Transition: "Concerning him..." (i.e. Melchizedek) -- connects this segment to the previous passage in Hebrews 5:5-10 (v.11a)
I. Two reasons why the concept of Melchizedek's relationship to Jesus our great high priest is "hard to explain" (v.11)
A. Because there's just so "much" content to be communicated and understood (v.11b)
B. But the primary reason is because these Hebrew Christians have simply become "dull of hearing" and cannot understand (v.11c)
Transition: The big question to be explored in the segment to follow in verses 12-14 is -- WHY?
II. The far-reaching ramifications of becoming "dull of hearing" (vv.12-14)
A. These Jewish believers should be teachers by now, but instead they've even forgotten the fundamentals of the faith (v.12a)
(In other words...'Use it or lose it!')
B. An illustration everyone can identify with: these believers are like immature babies who need milk, not solid food (12b-14a)
1. They have "come to need milk" -- i.e. their spiritual growth has been stunted, or even regressed (v.12b)
2. As a result they are not "accustomed to the word of righteousness" -- They are not used to hearing teaching about how saved people who have been declared righteous by faith should live a righteous lifestyle -- and they remain babes in Christ (v.13)

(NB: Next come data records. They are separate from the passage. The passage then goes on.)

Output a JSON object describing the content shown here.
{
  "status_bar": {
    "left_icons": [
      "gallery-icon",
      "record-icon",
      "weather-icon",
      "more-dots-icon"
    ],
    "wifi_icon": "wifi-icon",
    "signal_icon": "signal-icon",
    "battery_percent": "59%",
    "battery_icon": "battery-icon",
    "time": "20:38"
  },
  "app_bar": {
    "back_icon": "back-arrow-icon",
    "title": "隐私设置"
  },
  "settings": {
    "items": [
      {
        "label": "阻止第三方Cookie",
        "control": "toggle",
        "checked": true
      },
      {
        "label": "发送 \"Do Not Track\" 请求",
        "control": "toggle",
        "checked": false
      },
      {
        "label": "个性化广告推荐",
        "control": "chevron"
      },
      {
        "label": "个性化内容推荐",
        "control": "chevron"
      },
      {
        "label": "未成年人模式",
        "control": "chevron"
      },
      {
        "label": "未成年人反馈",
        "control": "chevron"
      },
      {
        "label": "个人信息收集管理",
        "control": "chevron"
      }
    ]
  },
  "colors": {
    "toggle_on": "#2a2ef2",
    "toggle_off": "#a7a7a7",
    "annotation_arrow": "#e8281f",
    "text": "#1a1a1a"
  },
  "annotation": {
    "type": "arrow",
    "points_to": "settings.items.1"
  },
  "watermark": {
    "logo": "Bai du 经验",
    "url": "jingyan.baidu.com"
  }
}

3. In contrast, solid food -- i.e. teaching beyond the basic principles of the Gospel -- is for maturing believers (v.14a)

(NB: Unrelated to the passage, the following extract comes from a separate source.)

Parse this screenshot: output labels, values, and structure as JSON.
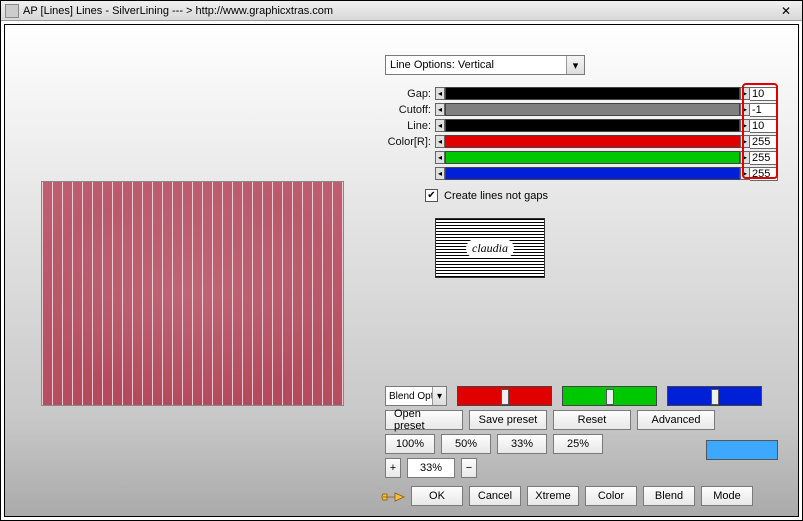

III. Finally the question of what makes the difference between mature and immature believers is explored (v.14b)
A. 'Practice makes perfect' - or at least moves one in the direction of completeness in their faith (v.14b)
B. "Practice" is what trains the senses to "discern" (i.e. know) the difference between "good and evil" -- the "word of righteousness